These examples from different companies have several elements in common.

  • First, they should have been addressed right away. Employees like this are not salvageable. Some low percentages may be salvageable, but it takes highly skilled people to turn them around. Without a specific and focused investment, it is highly unlikely that a turnaround will happen.

  • They are surrounded by enablers. While folks might not be setting out to enable these behaviors, the fact of the matter is… they are.

  • Everyone is watching. These people are hard to hide in an organization, and since they think they are justified in their actions, they do quite the opposite of hiding. What messages does this send to the rest of the workforce? People like this are a big reason why others leave. Unfortunately, this collateral damage is often missed.

  • The examples focused on what was obvious and known. You can be sure there a tremendous amount is going on behind the scenes that are not known…by a factor of 10.

  • The fear of retribution is significant for many. Will they sue? Will they create a major scene for the company? Will they retaliate in some way? In the first example, some feared that the woman was so unstable that she might be a physical threat to some. Let’s think about this. If you have that level of fear about someone in your organization, do you really think the right thing to do is to leave them in your organization?

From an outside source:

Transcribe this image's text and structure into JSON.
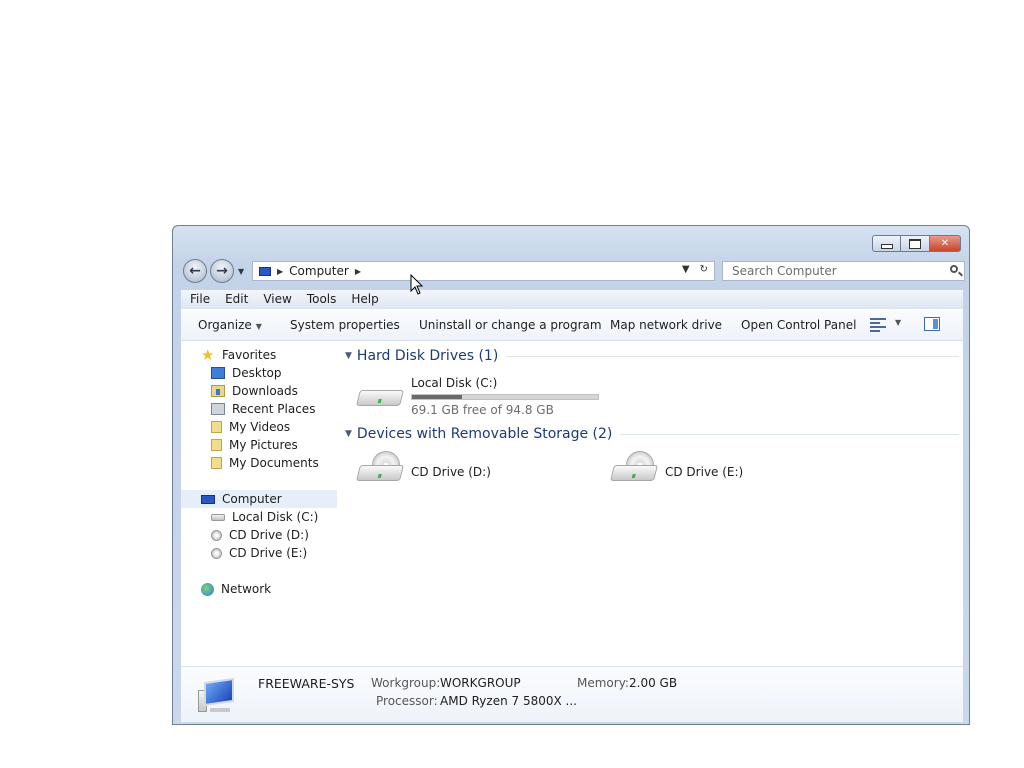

It seems like insanity to me. The risk of what “might” happen is no reason to suffer the organizational consequences of what is happening. And most of those risks can be eliminated or mitigated.

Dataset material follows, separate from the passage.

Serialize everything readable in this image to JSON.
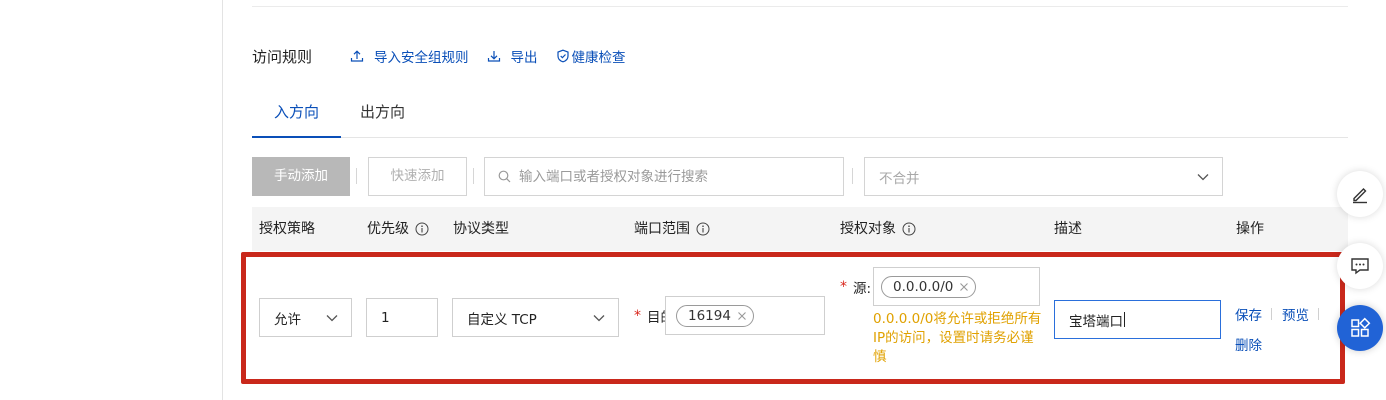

So how to handle these situations? Here are some tips:

  1. Trust your gut. You are right if you observe or hear about some behavior that seems significantly off. Then, aggressively seek to understand it.

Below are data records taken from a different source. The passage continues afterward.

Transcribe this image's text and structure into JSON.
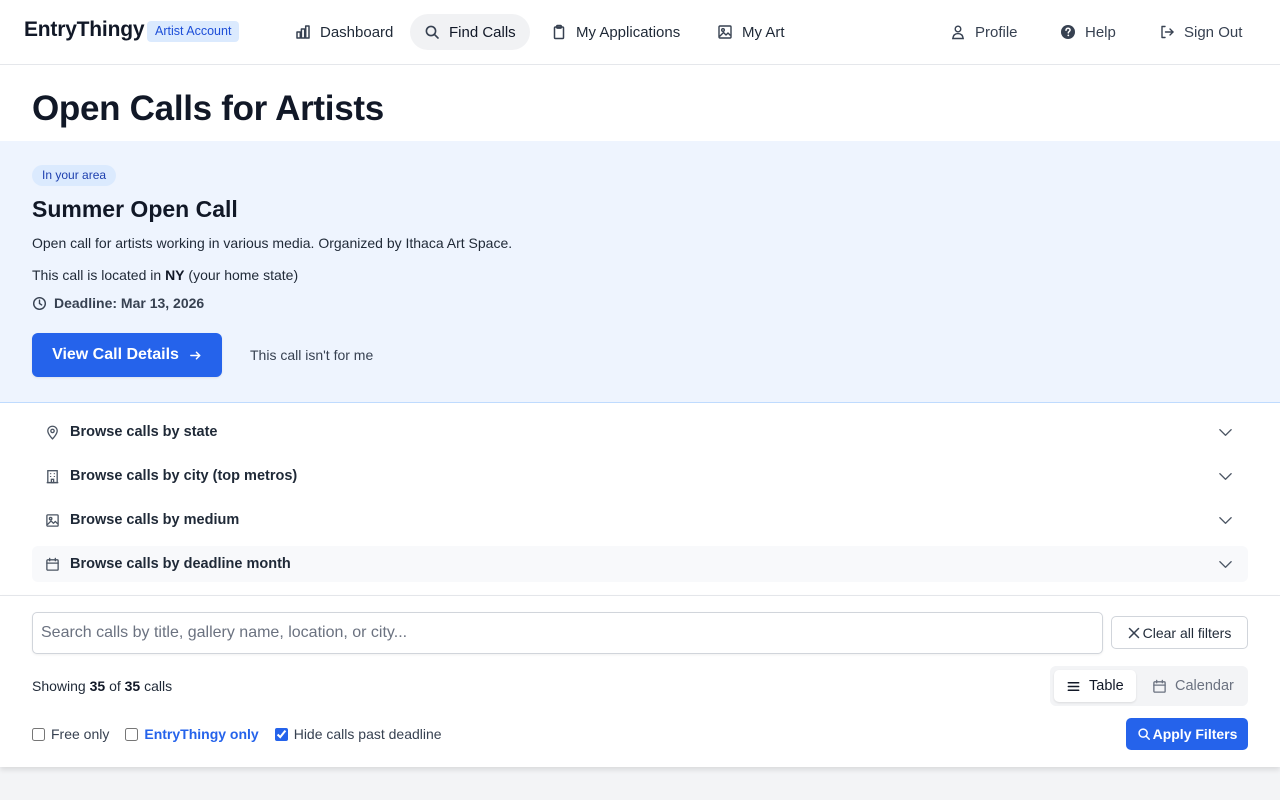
{
  "nav": {
    "brand": "EntryThingy",
    "account_badge": "Artist Account",
    "items": [
      {
        "label": "Dashboard",
        "icon": "bar-chart-icon",
        "active": false
      },
      {
        "label": "Find Calls",
        "icon": "search-icon",
        "active": true
      },
      {
        "label": "My Applications",
        "icon": "clipboard-icon",
        "active": false
      },
      {
        "label": "My Art",
        "icon": "image-icon",
        "active": false
      }
    ],
    "right_items": [
      {
        "label": "Profile",
        "icon": "user-icon"
      },
      {
        "label": "Help",
        "icon": "help-circle-icon"
      },
      {
        "label": "Sign Out",
        "icon": "sign-out-icon"
      }
    ]
  },
  "page": {
    "title": "Open Calls for Artists"
  },
  "featured": {
    "badge": "In your area",
    "title": "Summer Open Call",
    "description": "Open call for artists working in various media. Organized by Ithaca Art Space.",
    "location_prefix": "This call is located in",
    "location_state": "NY",
    "location_suffix": "(your home state)",
    "deadline": "Deadline: Mar 13, 2026",
    "primary_button": "View Call Details",
    "dismiss": "This call isn't for me"
  },
  "browse": {
    "items": [
      {
        "label": "Browse calls by state",
        "icon": "map-pin-icon"
      },
      {
        "label": "Browse calls by city (top metros)",
        "icon": "building-icon"
      },
      {
        "label": "Browse calls by medium",
        "icon": "image-icon"
      },
      {
        "label": "Browse calls by deadline month",
        "icon": "calendar-icon"
      }
    ]
  },
  "filters": {
    "search_placeholder": "Search calls by title, gallery name, location, or city...",
    "search_value": "",
    "clear_button": "Clear all filters",
    "showing_prefix": "Showing",
    "showing_count": "35",
    "showing_of": "of",
    "showing_total": "35",
    "showing_suffix": "calls",
    "view_options": [
      {
        "label": "Table",
        "icon": "list-icon",
        "active": true
      },
      {
        "label": "Calendar",
        "icon": "calendar-icon",
        "active": false
      }
    ],
    "checkboxes": [
      {
        "label": "Free only",
        "checked": false
      },
      {
        "label": "EntryThingy only",
        "checked": false
      },
      {
        "label": "Hide calls past deadline",
        "checked": true
      }
    ],
    "apply_button": "Apply Filters"
  },
  "colors": {
    "primary": "#2563eb",
    "featured_bg": "#eef4fe",
    "badge_bg": "#dbeafe",
    "text_dark": "#111827"
  }
}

  2. Get strong on how to have tough conversations. It is a skill, like golf, that can be improved with practice.

  3. Get your Legal and HR partners involved early. We are often late having initial conversations or informally socializing ideas or concerns with these helpful partners.

  4. Document everything. Make it easy – create a Word document, and any examples or exchanges should be dropped into this document. Or send an email to yourself with notes of the encounter or incident. Be specific with the date, the people involved, and what was said or what behavior was demonstrated. Many times, action is not taken on such folks because of a lack of documentation.

  5. Go towards adversity and address it. Most people are largely conflicted avoidant. The problem is these issues generally don’t get better with time. They get worse. Develop a mindset of going towards adversity and addressing it so you can get on the other side of it.

  6. Create a transition plan. Sketch out the person’s responsibilities and put yourself in the space of…if this person quit tomorrow, what would I do? Make that assumption that it is going to happen and begin to prepare for it but what that does is enables you to be in the driver’s seat on making the decision about whether the person stays or goes.

  7. Have redundancy in your organization, so you are not held hostage by talent. If you have a small team, cross-train. Plan to develop redundancy over time. Even three months of exposing employees, in small increments, to other areas will create a safety net if you don’t have the luxury of having additional people on the team who are doing similar work.

  8. Stop trying to think you can change people. We can’t. We can provide coaching to help increase competence in some areas, but when it comes to personality, the reality is it is very difficult. I believe that you can show up completely differently tomorrow if you put your mind to something but the key to that is it has to be decided by you, not others, for it to work because it takes significant commitment for us to change.